Sadly, greed and internal politics gets in the way of the true meaning of the sport. It's not about how the game should be played, just how much money can be made off the back of it.
Faster Courts Give Lower Ranked Players a Punchers Chance
As we saw in Madrid there are certainly some players on the tour that only have their own interests at heart. Faster, varying courts present a threat to them and they know it; meaning they're quick to oppose any sort of change.
You only have to look at how the Blue Clay fiasco panned out with Nadal and Djokovic to realise they don't want variety in the game. It throws them out of sync and makes them more vulnerable to a loss.
Faster courts give outside players a much higher chance of winning. If they're able to catch fire in a match they might just be able to pull off the upset of a lifetime.
I for one believe that faster courts also make tennis more about skill and less about endurance. Skill is why I watch the sport, I'm not interested in which player can keep on running, those things can be trained or doped.
A prime example of this is the Rosol vs. Nadal match at Wimbledon this year, that match is undoubtedly one of the most entertaining of the year. All because on a reasonably quick grass court the gap between the top 4 and the top 100 gets closer. Rosol teed off and the better man on the day won. Endurance was't a factor, shot making and aggression were.
By saying this, Roger has shown that he knows and believes that nobody is bigger than the sport itself. He wants better distribution of prize money and he also wants the courts to be quicker to make the game more interesting. Both for the players and the fans.
Huge upsets, under dogs taking top seeds to the wire and aggressive shot making = excitement. Defensive, 45 shot rallies and 5 hour matches, do not.
Variety is the Spice of Life
I think some variety would be nice, some really slow stuff and then some really fast stuff, instead of trying to make everything sort of the same. What you don't want is that you hit 15 great shots and at the end, it ends up in an error,” he said. “So I think sometimes quicker courts do help the cause. I think it would help from time to time to move to something a bit faster. That would help to learn, as well, for many different players, different playing styles, to realize that coming to the net is a good thing, it's not a bad thing.

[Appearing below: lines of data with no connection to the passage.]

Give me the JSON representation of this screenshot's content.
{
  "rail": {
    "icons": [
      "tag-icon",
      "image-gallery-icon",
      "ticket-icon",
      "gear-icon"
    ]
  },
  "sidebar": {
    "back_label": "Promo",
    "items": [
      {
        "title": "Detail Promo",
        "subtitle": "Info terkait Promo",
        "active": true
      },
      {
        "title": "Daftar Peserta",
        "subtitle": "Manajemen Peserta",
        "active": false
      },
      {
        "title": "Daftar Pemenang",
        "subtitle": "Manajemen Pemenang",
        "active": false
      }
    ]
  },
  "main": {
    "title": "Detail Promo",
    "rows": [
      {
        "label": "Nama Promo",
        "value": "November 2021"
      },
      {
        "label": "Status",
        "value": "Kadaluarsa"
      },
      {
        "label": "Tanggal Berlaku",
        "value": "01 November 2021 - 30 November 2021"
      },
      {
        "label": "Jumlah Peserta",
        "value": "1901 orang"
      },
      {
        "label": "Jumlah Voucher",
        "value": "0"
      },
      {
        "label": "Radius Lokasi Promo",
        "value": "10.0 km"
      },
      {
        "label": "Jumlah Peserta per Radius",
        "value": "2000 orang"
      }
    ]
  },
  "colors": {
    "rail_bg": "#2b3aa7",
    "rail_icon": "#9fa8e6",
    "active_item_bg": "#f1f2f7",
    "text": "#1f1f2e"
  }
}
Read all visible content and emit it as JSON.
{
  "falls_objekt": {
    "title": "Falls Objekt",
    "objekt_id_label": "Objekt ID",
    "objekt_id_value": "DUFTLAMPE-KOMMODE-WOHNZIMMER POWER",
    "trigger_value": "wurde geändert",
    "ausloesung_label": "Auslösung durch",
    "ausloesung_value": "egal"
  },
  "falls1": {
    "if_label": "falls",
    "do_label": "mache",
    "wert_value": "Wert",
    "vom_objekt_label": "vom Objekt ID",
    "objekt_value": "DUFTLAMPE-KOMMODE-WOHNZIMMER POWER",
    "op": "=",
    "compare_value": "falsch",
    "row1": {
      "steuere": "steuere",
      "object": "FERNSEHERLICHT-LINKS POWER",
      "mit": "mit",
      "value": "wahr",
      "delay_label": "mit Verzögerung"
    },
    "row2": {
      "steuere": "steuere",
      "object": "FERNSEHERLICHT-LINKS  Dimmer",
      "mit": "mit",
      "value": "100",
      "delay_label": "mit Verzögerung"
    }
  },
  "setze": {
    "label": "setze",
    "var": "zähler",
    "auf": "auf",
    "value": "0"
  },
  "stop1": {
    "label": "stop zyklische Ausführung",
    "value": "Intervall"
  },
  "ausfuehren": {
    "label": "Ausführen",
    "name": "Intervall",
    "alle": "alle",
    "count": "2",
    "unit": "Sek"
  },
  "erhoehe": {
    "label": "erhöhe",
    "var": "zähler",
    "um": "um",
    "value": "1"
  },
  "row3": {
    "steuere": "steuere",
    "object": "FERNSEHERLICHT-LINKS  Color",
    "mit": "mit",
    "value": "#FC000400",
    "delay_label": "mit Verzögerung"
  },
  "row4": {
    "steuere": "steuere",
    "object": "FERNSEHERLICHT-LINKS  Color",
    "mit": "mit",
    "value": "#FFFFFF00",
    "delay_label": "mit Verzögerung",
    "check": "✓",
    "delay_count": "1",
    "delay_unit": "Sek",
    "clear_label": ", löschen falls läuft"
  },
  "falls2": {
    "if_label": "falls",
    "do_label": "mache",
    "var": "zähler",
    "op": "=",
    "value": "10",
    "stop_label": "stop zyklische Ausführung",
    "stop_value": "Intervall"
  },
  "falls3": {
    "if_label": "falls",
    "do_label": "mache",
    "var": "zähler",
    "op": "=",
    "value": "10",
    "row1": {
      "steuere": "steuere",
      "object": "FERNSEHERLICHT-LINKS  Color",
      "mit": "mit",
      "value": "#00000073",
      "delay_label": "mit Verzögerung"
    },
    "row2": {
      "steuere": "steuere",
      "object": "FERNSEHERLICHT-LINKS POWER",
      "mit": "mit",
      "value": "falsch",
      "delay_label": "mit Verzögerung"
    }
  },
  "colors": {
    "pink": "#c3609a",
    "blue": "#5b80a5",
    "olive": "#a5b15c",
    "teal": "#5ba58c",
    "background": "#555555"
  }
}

Like Roger says in his quote above, variety is needed across the year. I'm not suggesting that every court has to be lightening fast, the tour should be a mix – some hard courts should be fast, some should be slower. Some clay courts should be slow and others a little quicker. Grass of course should only ever be quick. That way we get to see a true test of a players ability, their adaptability and how they can handle different conditions and court speeds. It'll prove, are they just a product of endurance and racket technology; or are they the real deal? Do they deserve to be mentioned in the same sentences as the Rod Laver's of the tennis world? Variety is the only way we'll find out.
It should never be the case that a player can play the exact same style on all 4 surfaces and still be successful and sadly that's the way tennis is going.
Why do I want faster courts?
Simply, because we'd see more matches like this:
In my eyes, the ATP have attempted to homogenise all 4 surfaces to the point where they're all practically identical.
Attacking tennis no longer reaps the rewards it deserves and the sport has become one of endurance rather than skill, and as a fan of tennis, not just Federer, I want to see that change.
What do you think? Should the ATP make the courts faster on the whole presenting variety across the year?
Photo Credit: Nathan E Photography